◆ What you have to do ◆
Filter the listing so that only lines with the word "time" remain.
### Given data ###
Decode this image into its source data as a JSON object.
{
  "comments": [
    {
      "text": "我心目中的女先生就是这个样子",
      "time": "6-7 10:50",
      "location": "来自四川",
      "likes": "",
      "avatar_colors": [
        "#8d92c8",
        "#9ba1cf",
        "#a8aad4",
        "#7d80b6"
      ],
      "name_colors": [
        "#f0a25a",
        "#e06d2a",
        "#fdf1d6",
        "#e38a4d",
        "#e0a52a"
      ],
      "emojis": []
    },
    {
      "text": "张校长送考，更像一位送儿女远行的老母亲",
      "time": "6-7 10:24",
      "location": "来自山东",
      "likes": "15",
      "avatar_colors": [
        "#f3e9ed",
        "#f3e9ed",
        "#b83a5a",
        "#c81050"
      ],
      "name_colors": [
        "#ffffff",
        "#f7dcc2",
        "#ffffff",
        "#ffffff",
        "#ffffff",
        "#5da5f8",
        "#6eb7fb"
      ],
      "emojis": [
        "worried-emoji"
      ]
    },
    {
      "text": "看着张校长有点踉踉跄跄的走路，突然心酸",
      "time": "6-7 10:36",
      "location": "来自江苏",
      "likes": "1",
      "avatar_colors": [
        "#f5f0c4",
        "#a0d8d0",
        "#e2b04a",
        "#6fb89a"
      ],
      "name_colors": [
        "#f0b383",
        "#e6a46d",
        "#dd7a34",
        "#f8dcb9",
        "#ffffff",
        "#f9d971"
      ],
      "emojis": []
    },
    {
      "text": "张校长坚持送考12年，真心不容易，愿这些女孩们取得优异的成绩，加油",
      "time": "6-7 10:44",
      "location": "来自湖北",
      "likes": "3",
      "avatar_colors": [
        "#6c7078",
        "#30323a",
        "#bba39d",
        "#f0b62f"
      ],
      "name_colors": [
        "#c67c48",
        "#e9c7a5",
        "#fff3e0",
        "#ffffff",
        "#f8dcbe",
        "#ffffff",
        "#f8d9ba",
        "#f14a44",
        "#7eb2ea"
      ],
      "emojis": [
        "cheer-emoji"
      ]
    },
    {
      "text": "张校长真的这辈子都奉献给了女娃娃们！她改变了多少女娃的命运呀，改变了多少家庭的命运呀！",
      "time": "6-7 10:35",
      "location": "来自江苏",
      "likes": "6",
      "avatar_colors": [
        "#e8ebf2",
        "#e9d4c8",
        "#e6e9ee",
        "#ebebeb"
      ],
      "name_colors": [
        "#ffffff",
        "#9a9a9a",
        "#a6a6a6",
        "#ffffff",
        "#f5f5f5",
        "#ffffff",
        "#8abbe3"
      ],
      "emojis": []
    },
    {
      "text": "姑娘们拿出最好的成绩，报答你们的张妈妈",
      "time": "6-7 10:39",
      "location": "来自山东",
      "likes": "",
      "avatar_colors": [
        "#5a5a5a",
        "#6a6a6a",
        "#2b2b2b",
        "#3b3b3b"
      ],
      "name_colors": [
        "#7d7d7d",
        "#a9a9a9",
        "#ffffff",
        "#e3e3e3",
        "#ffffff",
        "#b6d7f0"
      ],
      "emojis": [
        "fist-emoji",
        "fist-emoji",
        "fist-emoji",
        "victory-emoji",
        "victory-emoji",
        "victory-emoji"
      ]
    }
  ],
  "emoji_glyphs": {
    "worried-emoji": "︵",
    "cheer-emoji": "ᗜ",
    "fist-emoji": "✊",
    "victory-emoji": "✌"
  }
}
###
◆ Exercise result ◆
      "time": "6-7 10:50",
      "time": "6-7 10:24",
      "time": "6-7 10:36",
      "time": "6-7 10:44",
      "time": "6-7 10:35",
      "time": "6-7 10:39",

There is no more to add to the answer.